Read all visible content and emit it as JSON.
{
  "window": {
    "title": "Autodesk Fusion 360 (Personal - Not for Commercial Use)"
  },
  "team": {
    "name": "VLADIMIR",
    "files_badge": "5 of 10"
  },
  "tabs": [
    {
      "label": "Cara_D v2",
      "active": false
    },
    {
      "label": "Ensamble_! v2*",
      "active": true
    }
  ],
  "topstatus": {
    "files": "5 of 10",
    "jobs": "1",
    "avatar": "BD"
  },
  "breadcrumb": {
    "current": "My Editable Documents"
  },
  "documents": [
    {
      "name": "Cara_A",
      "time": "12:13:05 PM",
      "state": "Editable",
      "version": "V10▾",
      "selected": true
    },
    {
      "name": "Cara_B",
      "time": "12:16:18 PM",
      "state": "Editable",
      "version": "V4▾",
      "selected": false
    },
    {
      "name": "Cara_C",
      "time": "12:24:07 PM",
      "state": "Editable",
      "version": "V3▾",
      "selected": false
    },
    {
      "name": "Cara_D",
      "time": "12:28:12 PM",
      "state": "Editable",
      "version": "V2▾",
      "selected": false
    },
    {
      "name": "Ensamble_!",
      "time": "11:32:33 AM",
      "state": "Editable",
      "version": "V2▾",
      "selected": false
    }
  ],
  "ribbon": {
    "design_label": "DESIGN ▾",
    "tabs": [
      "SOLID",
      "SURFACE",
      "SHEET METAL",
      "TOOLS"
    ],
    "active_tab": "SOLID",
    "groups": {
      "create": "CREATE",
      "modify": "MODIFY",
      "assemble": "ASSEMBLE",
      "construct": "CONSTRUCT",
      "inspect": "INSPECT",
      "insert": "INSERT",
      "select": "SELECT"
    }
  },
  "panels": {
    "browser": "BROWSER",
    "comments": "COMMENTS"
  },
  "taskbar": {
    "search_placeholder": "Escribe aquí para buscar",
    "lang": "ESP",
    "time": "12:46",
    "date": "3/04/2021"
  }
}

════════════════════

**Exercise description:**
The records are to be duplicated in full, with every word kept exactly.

**Exercise response:**
Read all visible content and emit it as JSON.
{
  "window": {
    "title": "Autodesk Fusion 360 (Personal - Not for Commercial Use)"
  },
  "team": {
    "name": "VLADIMIR",
    "files_badge": "5 of 10"
  },
  "tabs": [
    {
      "label": "Cara_D v2",
      "active": false
    },
    {
      "label": "Ensamble_! v2*",
      "active": true
    }
  ],
  "topstatus": {
    "files": "5 of 10",
    "jobs": "1",
    "avatar": "BD"
  },
  "breadcrumb": {
    "current": "My Editable Documents"
  },
  "documents": [
    {
      "name": "Cara_A",
      "time": "12:13:05 PM",
      "state": "Editable",
      "version": "V10▾",
      "selected": true
    },
    {
      "name": "Cara_B",
      "time": "12:16:18 PM",
      "state": "Editable",
      "version": "V4▾",
      "selected": false
    },
    {
      "name": "Cara_C",
      "time": "12:24:07 PM",
      "state": "Editable",
      "version": "V3▾",
      "selected": false
    },
    {
      "name": "Cara_D",
      "time": "12:28:12 PM",
      "state": "Editable",
      "version": "V2▾",
      "selected": false
    },
    {
      "name": "Ensamble_!",
      "time": "11:32:33 AM",
      "state": "Editable",
      "version": "V2▾",
      "selected": false
    }
  ],
  "ribbon": {
    "design_label": "DESIGN ▾",
    "tabs": [
      "SOLID",
      "SURFACE",
      "SHEET METAL",
      "TOOLS"
    ],
    "active_tab": "SOLID",
    "groups": {
      "create": "CREATE",
      "modify": "MODIFY",
      "assemble": "ASSEMBLE",
      "construct": "CONSTRUCT",
      "inspect": "INSPECT",
      "insert": "INSERT",
      "select": "SELECT"
    }
  },
  "panels": {
    "browser": "BROWSER",
    "comments": "COMMENTS"
  },
  "taskbar": {
    "search_placeholder": "Escribe aquí para buscar",
    "lang": "ESP",
    "time": "12:46",
    "date": "3/04/2021"
  }
}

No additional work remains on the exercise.